Let the players accomplish that objective and the weapon (object) will cease his function. It's existence is no more. Like the "One Ring" of The Lord of The Rings.

This will inject mysticism and will give very powerful objects a purpose and a scope. A real history behind them.

Give weapons different stats. In a D&D/D20 system, for example, distinguish from the +# for damage and the +# to hit.
You can even give even a +# for initiative.
This will give the GM much more room for balancing the situation and "special effects" that will blind players.

That's enough.


First off I love the name. Is that a Battletech reference?

I've actually tried your method with players, but I've ran into problems when I tried it. Taking something away from a player is like smacking an ice cream cone out of a child's hand. They'll look up at you and their eyes will start to tear up, and then they'll throw a temper tantrum. Ultimately my players hated the idea of objects breaking so much that I removed it and have never gone back.

I do agree that every item, especially major ones, should serve a purpose. I just don't think they're obsolete once that purpose is complete. In many cases those items have been woven into the character's identity. For the fighter his magical sword, especially if named, will become a part of that him.

Rather than removing it I'm more likely to upgrade it. If it's a +3 sword then I'll present a quest to get it reforged into a +4, but its still the same sword which gives the player that continuity.

Anyway, great comments Death. To Chris and Wolf its sad how few GMs out there take the time to make really in depth games. My goal with articles like these is to inspire as many GMs as possible to go the extra mile in their games.

If you're curious about my current campaign check it out at http://unconqueredsun.wordpress.com . That's for my Exalted game and our first session starts next Saturday. I'm sure it will prompt a whole slew of Evil GM articles >=)

-Chris aka Ark

Thanks, Arkelias, for another fine article. I've found your work useful for--literally--years.

I agree entirely. I ran a time-travel based game and after each session the players would go over the timeline as they have it pieced together.

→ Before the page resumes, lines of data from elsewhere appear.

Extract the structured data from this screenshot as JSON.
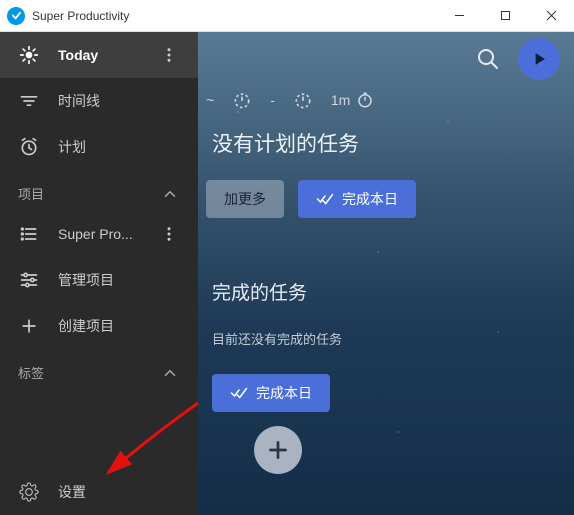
{
  "window": {
    "title": "Super Productivity"
  },
  "sidebar": {
    "today": "Today",
    "timeline": "时间线",
    "plan": "计划",
    "projects_header": "项目",
    "projects": {
      "item0": "Super Pro...",
      "manage": "管理项目",
      "create": "创建项目"
    },
    "tags_header": "标签",
    "settings": "设置"
  },
  "main": {
    "stats": {
      "dash": "~",
      "duration": "1m"
    },
    "no_plan_heading": "没有计划的任务",
    "add_more": "加更多",
    "finish_today": "完成本日",
    "done_heading": "完成的任务",
    "done_empty": "目前还没有完成的任务"
  }
}
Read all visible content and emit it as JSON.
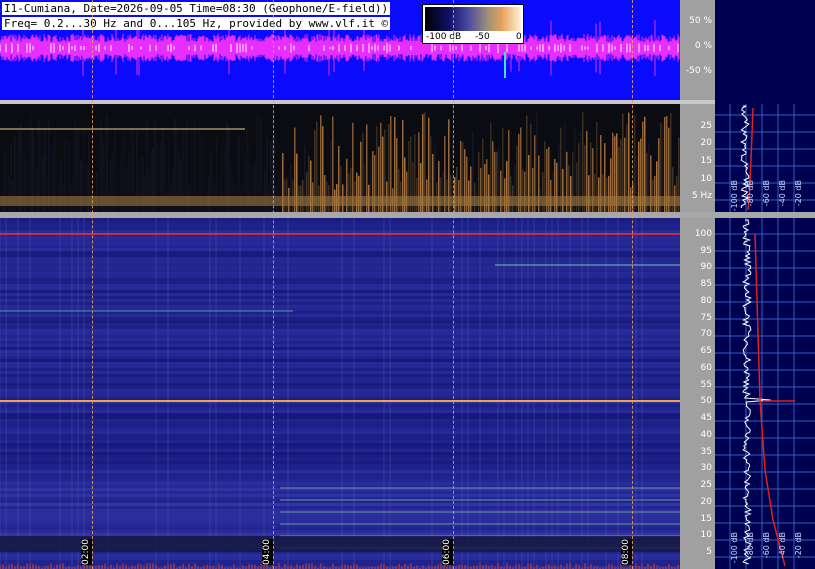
{
  "header": {
    "line1": "I1-Cumiana, Date=2026-09-05 Time=08:30 (Geophone/E-field))",
    "line2": "Freq= 0.2...30 Hz and 0...105 Hz, provided by www.vlf.it ©"
  },
  "colorbar": {
    "labels": [
      "-100 dB",
      "-50",
      "0"
    ]
  },
  "waveform_axis": {
    "ticks": [
      "50 %",
      "0 %",
      "-50 %"
    ]
  },
  "low_spectrogram_axis": {
    "ticks": [
      "25",
      "20",
      "15",
      "10",
      "5 Hz"
    ]
  },
  "high_spectrogram_axis": {
    "ticks": [
      "100",
      "95",
      "90",
      "85",
      "80",
      "75",
      "70",
      "65",
      "60",
      "55",
      "50",
      "45",
      "40",
      "35",
      "30",
      "25",
      "20",
      "15",
      "10",
      "5"
    ]
  },
  "time_markers": [
    "02:00",
    "04:00",
    "06:00",
    "08:00"
  ],
  "side_panel": {
    "low_scale_labels": [
      "-100 dB",
      "-80 dB",
      "-60 dB",
      "-40 dB",
      "-20 dB"
    ],
    "high_scale_labels": [
      "-100 dB",
      "-80 dB",
      "-60 dB",
      "-40 dB",
      "-20 dB"
    ]
  },
  "colors": {
    "waveform_bg": "#0a0afc",
    "waveform_trace": "#ff33ff",
    "marker_line": "#e8a060",
    "mains_line": "#ff3030"
  }
}
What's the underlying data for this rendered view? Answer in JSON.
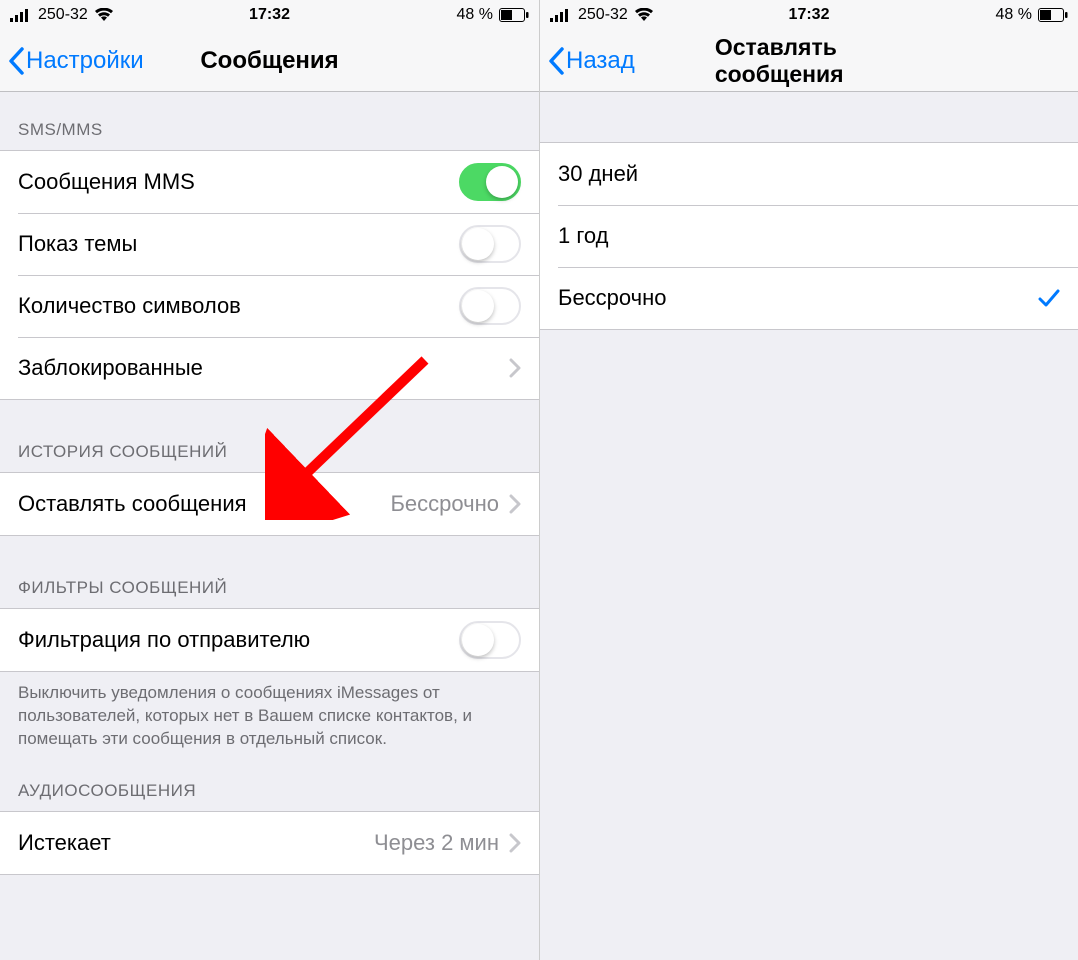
{
  "status": {
    "carrier": "250-32",
    "time": "17:32",
    "battery_text": "48 %"
  },
  "left_screen": {
    "back_label": "Настройки",
    "title": "Сообщения",
    "section_sms_header": "SMS/MMS",
    "rows": {
      "mms": "Сообщения MMS",
      "subject": "Показ темы",
      "charcount": "Количество символов",
      "blocked": "Заблокированные"
    },
    "section_history_header": "ИСТОРИЯ СООБЩЕНИЙ",
    "keep_row": {
      "label": "Оставлять сообщения",
      "value": "Бессрочно"
    },
    "section_filter_header": "ФИЛЬТРЫ СООБЩЕНИЙ",
    "filter_row": "Фильтрация по отправителю",
    "filter_footer": "Выключить уведомления о сообщениях iMessages от пользователей, которых нет в Вашем списке контактов, и помещать эти сообщения в отдельный список.",
    "section_audio_header": "АУДИОСООБЩЕНИЯ",
    "expire_row": {
      "label": "Истекает",
      "value": "Через 2 мин"
    },
    "switches": {
      "mms": true,
      "subject": false,
      "charcount": false,
      "filter": false
    }
  },
  "right_screen": {
    "back_label": "Назад",
    "title": "Оставлять сообщения",
    "options": [
      {
        "label": "30 дней",
        "selected": false
      },
      {
        "label": "1 год",
        "selected": false
      },
      {
        "label": "Бессрочно",
        "selected": true
      }
    ]
  },
  "colors": {
    "tint": "#007aff",
    "switch_on": "#4cd964",
    "arrow": "#ff0000"
  }
}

They have expectations of what's going to happen, but they have no idea how they will get there, especially since the NPC they spend the most time with is from the end of the campaign.